The study could help explain why astronauts lose muscle density
Worms from the University of Nottingham will check in for a flight to the International Space Station.
The research project is designed to investigate the effects of zero gravity on the body's muscle development and its physiology.
The worms Caenorhabditis elegans will spend about two weeks on the space station in October.
Worms suffer from muscle atrophy or muscle loss under many of the same conditions as humans.
Dr Nathaniel Szewczyk from the Institute of Clinical Research in Derby studies the signals which control muscle protein degradation.
He said: "Worms are an excellent model to study the genetic basis of muscle atrophy. This flight should allow us to continue to uncover new ways muscle atrophy is controlled.

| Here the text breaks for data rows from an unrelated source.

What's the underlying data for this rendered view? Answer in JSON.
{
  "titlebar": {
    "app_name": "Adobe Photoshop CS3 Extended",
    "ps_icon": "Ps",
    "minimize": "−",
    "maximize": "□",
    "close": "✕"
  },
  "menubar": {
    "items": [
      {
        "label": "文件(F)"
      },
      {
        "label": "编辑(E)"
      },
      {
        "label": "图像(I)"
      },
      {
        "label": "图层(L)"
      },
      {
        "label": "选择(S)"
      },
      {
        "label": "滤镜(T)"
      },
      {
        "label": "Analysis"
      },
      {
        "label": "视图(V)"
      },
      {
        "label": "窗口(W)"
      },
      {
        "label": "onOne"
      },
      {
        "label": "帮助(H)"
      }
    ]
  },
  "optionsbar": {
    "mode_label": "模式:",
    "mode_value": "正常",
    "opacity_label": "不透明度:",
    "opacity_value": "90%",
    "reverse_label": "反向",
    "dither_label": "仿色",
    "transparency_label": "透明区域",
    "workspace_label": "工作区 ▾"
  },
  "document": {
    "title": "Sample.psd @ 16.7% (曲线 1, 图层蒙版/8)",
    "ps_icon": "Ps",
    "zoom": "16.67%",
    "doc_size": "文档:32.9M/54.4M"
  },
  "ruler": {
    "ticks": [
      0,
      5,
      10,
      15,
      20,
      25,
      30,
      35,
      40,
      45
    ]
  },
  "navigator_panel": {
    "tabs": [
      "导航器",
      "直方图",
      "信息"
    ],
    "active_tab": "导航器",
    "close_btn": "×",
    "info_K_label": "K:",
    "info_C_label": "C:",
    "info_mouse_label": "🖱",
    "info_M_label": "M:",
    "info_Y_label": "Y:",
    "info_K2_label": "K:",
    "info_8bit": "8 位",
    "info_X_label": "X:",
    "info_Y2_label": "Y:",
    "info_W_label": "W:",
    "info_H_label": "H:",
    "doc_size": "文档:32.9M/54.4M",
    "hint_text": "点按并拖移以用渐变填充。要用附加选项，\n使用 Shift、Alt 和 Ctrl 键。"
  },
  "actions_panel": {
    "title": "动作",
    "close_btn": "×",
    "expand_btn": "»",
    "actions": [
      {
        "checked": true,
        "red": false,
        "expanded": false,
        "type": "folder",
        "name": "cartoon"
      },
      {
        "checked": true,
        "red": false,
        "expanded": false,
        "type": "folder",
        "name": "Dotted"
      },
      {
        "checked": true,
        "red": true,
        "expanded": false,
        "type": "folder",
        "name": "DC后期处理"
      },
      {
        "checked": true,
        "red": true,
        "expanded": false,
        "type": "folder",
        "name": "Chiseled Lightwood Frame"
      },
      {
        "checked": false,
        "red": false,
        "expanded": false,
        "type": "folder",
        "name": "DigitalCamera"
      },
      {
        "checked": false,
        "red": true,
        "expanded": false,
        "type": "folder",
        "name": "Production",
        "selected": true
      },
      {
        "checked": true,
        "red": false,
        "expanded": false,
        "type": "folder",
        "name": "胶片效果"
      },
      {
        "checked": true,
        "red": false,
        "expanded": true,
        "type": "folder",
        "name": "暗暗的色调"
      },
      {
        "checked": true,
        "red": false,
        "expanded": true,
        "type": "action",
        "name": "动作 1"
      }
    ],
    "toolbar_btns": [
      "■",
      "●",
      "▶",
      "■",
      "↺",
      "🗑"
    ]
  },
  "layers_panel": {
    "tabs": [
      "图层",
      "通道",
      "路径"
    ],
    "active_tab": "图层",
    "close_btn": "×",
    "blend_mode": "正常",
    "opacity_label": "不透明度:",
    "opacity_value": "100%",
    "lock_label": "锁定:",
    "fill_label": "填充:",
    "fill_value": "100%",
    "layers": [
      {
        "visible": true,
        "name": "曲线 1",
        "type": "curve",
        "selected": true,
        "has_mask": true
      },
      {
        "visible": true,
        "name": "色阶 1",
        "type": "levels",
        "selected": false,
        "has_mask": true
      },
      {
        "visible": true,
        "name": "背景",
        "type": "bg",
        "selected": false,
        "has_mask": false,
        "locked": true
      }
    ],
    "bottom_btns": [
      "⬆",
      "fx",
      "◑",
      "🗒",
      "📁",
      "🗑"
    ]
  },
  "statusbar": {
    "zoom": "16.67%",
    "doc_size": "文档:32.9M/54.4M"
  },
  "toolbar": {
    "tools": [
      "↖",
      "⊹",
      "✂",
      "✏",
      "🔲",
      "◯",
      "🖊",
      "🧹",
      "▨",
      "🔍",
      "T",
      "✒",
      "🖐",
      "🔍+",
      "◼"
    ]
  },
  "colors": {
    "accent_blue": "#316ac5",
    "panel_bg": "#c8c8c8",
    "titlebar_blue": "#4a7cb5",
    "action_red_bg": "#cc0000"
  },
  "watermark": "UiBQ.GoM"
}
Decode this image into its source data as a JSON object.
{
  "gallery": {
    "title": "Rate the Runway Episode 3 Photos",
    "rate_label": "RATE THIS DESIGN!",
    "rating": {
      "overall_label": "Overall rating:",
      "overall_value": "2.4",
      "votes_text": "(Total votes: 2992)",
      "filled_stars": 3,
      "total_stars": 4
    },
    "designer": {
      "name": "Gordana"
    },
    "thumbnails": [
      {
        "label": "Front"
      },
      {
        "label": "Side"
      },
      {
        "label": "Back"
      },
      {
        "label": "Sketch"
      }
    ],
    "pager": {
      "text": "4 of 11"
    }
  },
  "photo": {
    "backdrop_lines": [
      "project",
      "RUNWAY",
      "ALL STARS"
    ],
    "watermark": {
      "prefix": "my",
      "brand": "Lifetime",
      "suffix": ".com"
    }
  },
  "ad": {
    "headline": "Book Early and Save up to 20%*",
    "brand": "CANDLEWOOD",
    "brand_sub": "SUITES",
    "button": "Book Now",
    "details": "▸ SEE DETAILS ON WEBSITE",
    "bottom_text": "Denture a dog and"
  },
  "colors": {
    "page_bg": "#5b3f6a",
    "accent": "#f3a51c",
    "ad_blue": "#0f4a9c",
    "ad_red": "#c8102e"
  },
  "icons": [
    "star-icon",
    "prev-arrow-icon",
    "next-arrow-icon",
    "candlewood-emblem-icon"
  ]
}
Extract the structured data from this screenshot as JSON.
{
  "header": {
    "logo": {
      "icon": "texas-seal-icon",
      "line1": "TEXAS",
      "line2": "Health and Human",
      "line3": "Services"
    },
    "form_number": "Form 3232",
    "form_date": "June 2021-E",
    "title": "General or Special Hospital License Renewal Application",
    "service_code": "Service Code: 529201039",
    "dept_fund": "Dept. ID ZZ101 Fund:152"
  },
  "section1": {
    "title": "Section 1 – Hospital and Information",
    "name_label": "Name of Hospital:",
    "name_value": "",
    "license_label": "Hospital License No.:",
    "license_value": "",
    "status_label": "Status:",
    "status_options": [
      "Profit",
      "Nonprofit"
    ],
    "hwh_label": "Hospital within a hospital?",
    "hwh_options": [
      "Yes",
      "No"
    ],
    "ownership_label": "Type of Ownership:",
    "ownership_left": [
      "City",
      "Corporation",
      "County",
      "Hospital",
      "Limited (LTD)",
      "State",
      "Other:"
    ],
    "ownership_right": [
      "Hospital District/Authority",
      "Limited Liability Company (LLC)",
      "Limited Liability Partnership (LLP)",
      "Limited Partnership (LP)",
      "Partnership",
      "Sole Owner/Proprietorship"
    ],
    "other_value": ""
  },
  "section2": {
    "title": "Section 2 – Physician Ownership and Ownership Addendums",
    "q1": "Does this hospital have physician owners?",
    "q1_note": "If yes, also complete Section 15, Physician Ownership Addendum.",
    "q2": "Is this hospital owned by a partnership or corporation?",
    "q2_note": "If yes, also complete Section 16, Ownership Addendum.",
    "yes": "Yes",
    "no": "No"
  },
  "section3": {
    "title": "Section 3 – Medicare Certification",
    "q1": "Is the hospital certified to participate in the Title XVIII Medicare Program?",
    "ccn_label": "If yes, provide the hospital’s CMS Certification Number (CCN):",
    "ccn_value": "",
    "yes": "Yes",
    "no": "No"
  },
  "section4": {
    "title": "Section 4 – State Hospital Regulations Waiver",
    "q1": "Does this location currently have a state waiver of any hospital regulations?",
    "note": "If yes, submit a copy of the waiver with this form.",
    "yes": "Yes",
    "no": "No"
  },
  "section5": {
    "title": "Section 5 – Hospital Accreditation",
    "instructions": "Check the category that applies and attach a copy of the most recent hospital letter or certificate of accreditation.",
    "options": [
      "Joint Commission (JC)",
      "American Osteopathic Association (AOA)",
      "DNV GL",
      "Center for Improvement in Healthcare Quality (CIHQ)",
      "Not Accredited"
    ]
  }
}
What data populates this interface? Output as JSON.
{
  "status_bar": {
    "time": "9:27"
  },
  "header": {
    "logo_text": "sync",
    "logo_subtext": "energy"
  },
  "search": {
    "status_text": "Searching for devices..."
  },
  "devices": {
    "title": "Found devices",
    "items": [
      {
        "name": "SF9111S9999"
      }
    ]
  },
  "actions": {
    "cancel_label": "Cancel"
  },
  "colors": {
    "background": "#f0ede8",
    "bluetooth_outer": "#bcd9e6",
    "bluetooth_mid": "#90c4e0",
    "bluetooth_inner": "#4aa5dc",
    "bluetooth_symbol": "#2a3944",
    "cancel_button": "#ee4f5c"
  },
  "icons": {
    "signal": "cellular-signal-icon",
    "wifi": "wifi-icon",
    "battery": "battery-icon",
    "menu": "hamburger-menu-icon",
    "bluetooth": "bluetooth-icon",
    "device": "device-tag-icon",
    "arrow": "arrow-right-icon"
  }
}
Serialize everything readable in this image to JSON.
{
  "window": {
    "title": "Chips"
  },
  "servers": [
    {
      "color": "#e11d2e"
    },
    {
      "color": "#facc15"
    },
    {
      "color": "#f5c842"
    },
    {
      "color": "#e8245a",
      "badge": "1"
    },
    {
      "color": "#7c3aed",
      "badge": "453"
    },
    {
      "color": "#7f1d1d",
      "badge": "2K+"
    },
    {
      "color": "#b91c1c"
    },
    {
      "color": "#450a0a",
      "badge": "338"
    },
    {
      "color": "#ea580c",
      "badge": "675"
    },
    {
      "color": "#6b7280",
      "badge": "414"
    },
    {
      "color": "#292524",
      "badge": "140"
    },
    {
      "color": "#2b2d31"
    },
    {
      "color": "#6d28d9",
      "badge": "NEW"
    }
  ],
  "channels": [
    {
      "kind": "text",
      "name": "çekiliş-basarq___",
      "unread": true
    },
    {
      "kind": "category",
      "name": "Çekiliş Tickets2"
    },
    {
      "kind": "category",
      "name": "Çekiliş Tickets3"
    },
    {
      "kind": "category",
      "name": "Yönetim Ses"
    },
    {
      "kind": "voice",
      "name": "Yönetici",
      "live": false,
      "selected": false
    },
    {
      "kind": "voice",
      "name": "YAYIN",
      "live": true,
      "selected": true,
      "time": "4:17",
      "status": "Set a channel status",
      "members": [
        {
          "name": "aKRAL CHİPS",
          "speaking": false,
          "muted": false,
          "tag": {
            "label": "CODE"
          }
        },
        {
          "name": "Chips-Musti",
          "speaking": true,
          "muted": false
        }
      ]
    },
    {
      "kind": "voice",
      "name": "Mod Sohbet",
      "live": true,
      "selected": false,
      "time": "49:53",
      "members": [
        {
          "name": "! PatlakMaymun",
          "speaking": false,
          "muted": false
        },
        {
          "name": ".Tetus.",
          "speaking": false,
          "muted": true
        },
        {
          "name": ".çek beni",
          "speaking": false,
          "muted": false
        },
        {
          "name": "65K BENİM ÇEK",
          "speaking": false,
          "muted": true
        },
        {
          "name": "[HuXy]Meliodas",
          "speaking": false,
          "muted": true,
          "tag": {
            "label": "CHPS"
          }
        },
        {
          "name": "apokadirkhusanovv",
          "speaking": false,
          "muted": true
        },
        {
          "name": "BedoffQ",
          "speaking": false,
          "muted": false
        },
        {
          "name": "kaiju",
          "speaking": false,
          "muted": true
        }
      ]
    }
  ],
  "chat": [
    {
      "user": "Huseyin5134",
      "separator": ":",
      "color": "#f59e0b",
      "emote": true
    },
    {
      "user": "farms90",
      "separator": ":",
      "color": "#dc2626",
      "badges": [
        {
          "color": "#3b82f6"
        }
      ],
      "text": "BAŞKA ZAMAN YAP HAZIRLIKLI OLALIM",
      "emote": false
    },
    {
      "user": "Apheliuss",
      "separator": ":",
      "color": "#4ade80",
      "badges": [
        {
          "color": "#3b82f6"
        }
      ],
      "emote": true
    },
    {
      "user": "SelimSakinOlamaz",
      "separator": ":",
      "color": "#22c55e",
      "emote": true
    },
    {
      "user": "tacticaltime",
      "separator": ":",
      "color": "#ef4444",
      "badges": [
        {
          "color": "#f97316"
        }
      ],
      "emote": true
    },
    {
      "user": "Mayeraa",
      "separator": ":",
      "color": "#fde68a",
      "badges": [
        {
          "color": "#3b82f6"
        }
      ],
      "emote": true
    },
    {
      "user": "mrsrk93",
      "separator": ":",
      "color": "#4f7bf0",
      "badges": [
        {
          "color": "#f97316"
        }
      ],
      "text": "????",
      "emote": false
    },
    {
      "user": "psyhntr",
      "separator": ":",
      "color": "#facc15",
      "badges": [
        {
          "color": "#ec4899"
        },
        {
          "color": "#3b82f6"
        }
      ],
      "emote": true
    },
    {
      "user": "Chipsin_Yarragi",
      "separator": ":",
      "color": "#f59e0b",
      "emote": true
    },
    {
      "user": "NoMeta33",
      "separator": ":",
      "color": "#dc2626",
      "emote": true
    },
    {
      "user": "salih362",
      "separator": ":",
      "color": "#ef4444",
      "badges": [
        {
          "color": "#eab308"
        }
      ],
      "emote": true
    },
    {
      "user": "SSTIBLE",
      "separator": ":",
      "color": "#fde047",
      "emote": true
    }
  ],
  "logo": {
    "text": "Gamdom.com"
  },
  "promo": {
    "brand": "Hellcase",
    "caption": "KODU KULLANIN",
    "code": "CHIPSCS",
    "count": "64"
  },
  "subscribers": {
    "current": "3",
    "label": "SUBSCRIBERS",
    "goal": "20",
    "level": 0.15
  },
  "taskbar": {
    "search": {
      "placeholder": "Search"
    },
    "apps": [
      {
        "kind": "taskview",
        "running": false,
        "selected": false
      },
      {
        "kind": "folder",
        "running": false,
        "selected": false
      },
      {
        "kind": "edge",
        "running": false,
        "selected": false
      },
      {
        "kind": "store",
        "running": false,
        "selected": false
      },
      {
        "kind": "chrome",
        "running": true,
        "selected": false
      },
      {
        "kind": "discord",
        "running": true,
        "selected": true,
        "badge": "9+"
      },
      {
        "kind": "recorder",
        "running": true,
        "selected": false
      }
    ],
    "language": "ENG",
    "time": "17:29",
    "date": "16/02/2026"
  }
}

"Our current results suggest that our findings from this space flight mission may be of particular interest not only to astronauts but also to individuals who are bed-ridden, immobilized in casts, aged or who suffer from diabetes."
Dr Szewczyk wants to explain why astronauts can experience dramatic muscle degradation, with some losing up to 60% of their muscle density in a single mission.